A Boost for Aging Bones

Kelly Anne Spratt, D.O., Director of Women's Cardiovascular Health at the University of Pennsylvania Presbyterian Medical Center, answers your questions.

Q. For post-menopausal women (I am 67), is it necessary to take either Fosamax or hormones for bone health? What are the side effects?

A. All postmenopausal women should know if they already have a decrease in bone mass known as osteoporosis.

Your doctor should ask questions about your lifestyle, medical history, and family history. Specialized tests called bone density tests, similar to an X-ray, can measure the bone density in various sites of the body, including the hip and spine. This test will detect osteoporosis before a fracture occurs, predict your chances of a fracture in the future, and determine your rate of bone loss.

Since osteoporosis is a leading cause of death and disability in women, prevention is advised. Hormone replacement therapy and Fosamax, a drug that helps prevent and reverse bone loss, are both good options. Calcium (at least 1,500 milligrams per day) also is important, but isn't as useful without adding one of these drugs.

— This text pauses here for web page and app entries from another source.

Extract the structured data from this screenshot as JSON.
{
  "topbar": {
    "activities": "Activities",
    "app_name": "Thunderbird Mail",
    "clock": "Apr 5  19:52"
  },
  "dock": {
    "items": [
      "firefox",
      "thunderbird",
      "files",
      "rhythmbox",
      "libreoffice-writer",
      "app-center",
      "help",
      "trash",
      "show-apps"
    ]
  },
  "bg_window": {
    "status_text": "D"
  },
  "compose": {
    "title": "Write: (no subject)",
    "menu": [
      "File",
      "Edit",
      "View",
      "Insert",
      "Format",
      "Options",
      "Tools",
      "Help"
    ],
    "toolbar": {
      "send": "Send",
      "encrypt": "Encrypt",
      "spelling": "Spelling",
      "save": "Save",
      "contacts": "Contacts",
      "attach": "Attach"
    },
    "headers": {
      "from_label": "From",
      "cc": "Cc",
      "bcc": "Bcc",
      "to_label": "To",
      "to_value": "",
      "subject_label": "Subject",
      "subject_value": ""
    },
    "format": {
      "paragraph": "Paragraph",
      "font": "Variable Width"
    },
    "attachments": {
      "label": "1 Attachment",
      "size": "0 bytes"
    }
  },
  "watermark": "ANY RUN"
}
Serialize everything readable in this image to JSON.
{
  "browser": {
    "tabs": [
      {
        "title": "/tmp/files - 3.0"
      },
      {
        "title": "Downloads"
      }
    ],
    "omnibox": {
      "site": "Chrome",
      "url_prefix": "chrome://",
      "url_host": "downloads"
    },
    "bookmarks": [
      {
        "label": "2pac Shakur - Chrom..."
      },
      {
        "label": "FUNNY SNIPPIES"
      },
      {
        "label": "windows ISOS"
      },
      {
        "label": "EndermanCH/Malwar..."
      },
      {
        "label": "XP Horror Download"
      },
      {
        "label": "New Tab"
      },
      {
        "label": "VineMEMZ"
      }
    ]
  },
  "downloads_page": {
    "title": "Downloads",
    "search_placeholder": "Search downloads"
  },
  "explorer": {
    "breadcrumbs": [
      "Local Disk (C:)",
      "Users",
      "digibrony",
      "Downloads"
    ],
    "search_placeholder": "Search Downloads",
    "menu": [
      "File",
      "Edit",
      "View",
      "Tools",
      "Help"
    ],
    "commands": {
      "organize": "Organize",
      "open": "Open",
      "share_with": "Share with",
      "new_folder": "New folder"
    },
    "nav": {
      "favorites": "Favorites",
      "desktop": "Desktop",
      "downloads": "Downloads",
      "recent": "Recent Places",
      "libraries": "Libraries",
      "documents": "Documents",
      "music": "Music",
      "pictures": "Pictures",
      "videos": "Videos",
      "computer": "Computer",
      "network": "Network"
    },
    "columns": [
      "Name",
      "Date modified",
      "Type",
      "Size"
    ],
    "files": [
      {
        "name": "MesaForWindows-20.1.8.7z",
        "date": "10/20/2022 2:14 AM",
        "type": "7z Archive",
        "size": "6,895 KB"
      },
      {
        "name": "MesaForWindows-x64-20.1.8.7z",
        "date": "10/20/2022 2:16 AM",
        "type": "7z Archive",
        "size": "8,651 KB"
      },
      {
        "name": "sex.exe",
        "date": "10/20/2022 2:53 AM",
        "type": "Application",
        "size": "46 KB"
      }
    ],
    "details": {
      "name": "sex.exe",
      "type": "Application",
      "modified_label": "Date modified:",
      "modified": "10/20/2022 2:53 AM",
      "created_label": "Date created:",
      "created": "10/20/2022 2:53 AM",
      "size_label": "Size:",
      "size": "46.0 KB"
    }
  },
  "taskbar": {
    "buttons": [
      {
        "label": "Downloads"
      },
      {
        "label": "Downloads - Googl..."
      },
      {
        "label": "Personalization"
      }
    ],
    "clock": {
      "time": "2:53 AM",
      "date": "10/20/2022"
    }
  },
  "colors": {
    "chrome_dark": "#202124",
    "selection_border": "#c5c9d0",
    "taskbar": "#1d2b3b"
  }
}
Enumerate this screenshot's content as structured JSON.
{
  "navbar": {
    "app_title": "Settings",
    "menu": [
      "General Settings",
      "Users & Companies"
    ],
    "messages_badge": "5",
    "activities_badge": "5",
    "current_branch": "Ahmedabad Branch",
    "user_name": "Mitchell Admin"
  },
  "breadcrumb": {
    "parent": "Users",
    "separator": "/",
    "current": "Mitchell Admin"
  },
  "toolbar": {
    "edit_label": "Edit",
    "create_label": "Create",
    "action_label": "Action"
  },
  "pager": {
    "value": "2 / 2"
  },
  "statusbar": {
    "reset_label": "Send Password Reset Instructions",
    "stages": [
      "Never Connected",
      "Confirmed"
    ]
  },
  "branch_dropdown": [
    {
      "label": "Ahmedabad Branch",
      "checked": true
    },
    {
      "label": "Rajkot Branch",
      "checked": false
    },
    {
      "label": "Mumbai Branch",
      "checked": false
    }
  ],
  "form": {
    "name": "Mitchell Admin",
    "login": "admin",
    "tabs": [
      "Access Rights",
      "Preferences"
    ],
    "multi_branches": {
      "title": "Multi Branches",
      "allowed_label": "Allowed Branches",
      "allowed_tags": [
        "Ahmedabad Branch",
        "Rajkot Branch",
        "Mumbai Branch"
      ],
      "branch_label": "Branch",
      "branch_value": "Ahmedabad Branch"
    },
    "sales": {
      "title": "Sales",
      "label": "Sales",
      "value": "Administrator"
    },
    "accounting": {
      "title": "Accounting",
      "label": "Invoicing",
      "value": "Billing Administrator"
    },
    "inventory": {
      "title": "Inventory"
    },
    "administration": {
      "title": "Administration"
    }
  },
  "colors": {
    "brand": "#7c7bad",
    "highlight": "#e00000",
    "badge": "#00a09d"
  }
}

The major side effects from Fosamax are nausea and indigestion. Talk with your doctor about whether this drug is right for you; if you have no family history of osteoporosis, for example, it may not be as important for you to take it.

Other practical steps to prevent and treat osteoporosis include a balanced diet rich in dark green vegetables, vitamin D (400 to 800 mg per day), and plenty of weight-bearing exercise such as walking and light weight-lifting. Since tobacco interferes with estrogen, women who smoke will lose benefits from hormone replacement therapy and become menopausal earlier than nonsmokers.